• Problem description: From the entries below, copy out every line with "Function" in it.

• Saved entries:
------------------------------------------------------------

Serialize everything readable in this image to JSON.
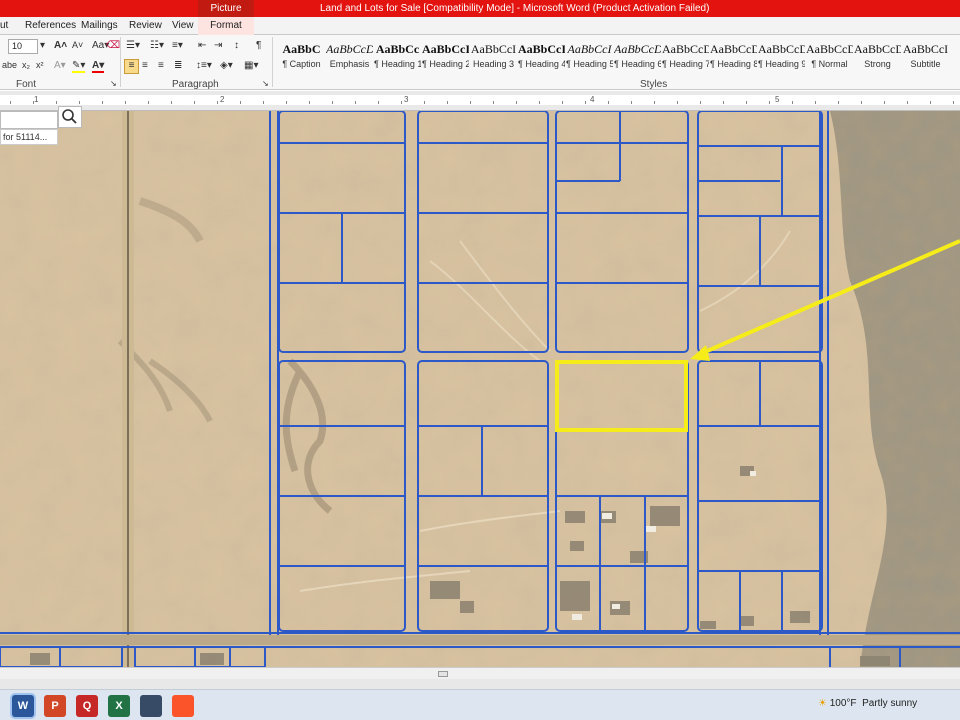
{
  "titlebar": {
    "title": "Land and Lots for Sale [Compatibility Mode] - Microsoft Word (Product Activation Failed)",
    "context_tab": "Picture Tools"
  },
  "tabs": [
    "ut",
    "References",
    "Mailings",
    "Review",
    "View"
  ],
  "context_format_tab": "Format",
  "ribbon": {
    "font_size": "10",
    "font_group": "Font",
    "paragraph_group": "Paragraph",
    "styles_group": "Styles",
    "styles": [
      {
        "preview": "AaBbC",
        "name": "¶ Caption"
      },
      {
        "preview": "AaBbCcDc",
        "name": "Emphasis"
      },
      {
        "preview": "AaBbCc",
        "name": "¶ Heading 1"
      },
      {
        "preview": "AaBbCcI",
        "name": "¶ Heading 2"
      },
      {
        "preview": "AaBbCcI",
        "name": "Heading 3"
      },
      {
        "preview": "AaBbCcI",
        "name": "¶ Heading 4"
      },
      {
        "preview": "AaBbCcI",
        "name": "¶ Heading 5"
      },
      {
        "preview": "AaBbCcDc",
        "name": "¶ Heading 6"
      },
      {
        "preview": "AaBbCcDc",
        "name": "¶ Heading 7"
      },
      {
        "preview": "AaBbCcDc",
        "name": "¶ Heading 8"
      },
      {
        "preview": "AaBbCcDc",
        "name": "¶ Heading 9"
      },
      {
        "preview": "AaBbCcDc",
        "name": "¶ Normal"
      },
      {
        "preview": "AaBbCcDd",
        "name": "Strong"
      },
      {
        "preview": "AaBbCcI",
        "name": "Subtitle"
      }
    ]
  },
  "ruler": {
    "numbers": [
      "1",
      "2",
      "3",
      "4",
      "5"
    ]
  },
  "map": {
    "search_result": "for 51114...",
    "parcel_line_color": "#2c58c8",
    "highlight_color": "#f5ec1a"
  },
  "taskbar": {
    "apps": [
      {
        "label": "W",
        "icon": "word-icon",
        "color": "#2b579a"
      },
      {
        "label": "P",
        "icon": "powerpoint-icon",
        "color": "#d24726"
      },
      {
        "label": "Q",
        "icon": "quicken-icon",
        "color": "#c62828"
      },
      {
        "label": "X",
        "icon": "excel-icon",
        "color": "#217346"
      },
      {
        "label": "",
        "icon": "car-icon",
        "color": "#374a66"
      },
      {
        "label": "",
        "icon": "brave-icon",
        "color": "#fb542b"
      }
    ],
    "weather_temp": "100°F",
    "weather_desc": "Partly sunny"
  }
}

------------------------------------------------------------

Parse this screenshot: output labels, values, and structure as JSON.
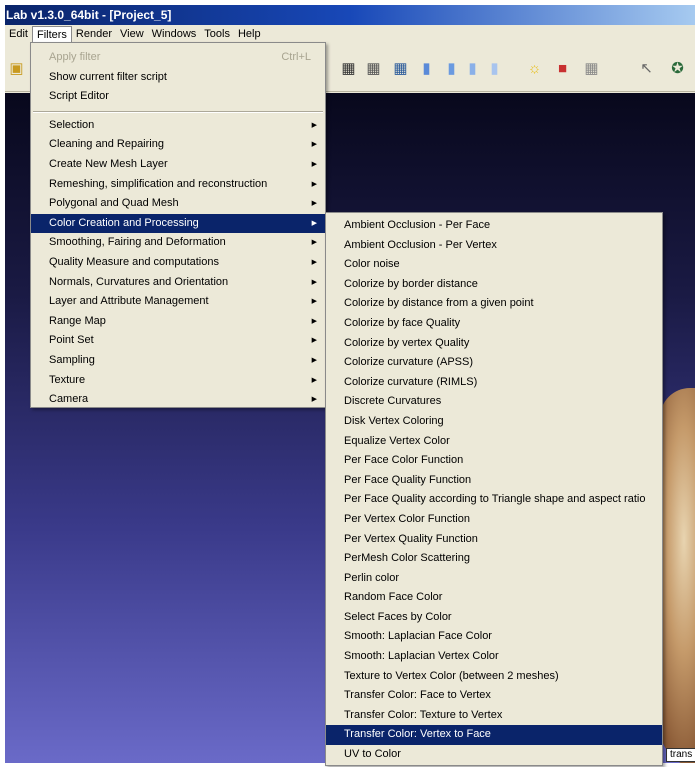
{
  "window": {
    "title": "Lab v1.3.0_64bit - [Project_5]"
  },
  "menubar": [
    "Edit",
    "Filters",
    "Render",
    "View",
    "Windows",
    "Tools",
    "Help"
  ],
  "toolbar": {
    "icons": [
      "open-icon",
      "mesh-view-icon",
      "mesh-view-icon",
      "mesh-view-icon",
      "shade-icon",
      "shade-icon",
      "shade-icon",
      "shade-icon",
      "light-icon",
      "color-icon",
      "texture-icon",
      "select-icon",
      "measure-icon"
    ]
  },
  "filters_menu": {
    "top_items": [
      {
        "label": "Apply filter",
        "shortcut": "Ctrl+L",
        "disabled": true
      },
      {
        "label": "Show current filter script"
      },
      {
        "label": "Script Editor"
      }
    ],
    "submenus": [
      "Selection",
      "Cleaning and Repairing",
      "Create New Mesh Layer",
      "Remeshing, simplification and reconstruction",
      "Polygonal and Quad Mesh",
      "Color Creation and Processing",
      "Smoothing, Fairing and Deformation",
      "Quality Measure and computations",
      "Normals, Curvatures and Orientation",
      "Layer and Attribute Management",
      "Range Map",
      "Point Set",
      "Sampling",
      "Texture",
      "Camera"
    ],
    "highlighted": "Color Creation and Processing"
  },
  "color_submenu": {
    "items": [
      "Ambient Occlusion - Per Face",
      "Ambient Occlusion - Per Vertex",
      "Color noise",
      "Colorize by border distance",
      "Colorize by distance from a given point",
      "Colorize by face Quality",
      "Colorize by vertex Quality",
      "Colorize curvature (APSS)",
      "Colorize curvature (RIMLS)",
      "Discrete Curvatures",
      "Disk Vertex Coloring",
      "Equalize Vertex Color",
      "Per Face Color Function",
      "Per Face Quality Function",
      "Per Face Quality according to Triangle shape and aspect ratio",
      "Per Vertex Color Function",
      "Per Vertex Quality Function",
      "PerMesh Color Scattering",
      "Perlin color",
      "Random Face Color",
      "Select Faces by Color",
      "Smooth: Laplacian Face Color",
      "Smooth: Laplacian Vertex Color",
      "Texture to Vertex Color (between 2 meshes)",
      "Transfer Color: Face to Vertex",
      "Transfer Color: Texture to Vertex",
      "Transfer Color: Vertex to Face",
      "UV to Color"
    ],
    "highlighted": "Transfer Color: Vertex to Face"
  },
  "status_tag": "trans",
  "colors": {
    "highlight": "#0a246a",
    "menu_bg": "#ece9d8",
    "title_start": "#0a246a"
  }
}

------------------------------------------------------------

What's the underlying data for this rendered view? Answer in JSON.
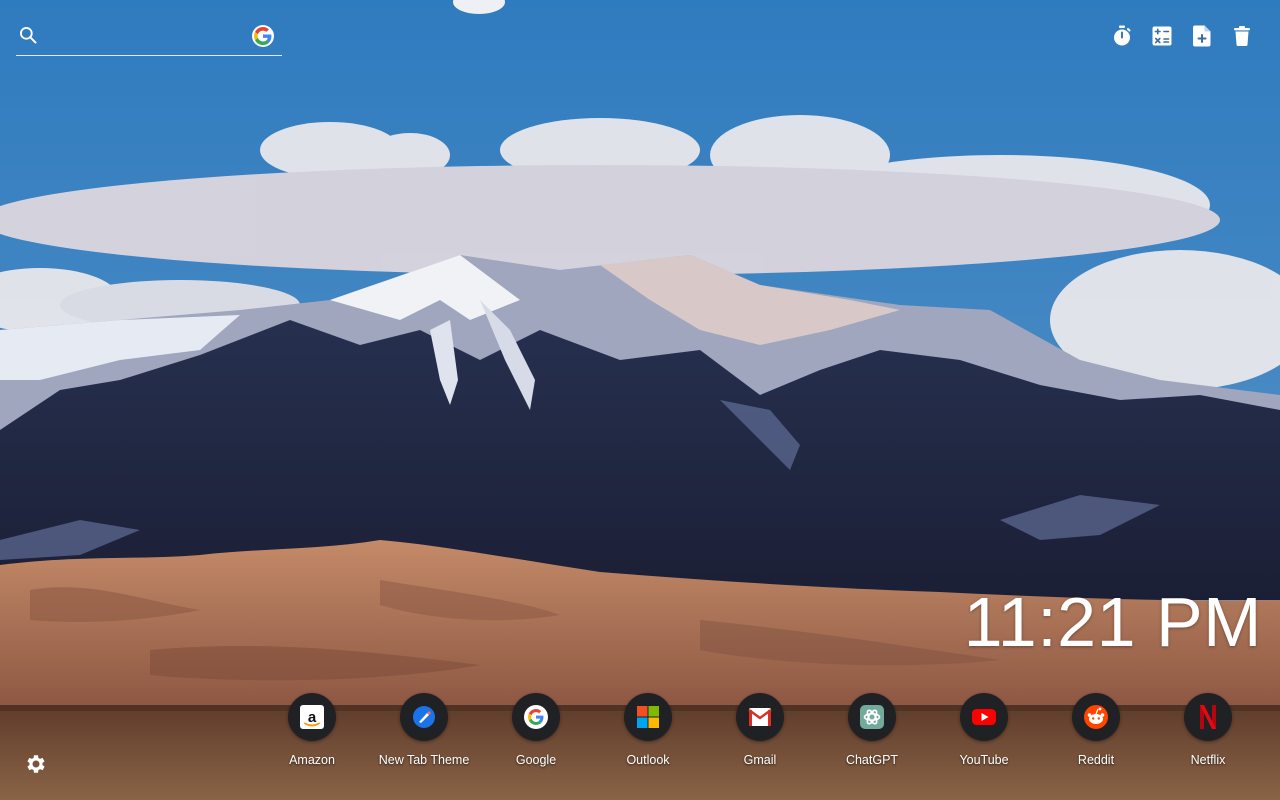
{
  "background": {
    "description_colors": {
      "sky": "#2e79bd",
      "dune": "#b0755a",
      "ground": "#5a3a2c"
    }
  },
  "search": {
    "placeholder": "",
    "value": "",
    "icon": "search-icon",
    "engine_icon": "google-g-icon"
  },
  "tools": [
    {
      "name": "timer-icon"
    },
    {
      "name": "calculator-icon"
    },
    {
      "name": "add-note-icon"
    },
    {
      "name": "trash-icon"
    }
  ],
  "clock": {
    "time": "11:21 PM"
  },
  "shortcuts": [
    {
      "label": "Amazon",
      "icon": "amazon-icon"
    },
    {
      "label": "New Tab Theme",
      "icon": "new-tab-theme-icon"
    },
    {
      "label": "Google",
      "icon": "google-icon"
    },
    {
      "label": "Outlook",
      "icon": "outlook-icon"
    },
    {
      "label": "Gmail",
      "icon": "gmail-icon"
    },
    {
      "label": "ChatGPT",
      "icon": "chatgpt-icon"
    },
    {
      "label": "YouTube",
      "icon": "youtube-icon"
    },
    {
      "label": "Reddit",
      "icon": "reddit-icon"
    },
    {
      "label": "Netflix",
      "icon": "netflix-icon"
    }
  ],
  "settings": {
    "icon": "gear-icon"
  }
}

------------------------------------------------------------

• Exercise output:
      "Per Face Color Function",
      "Per Face Quality Function",
      "Per Vertex Color Function",
      "Per Vertex Quality Function",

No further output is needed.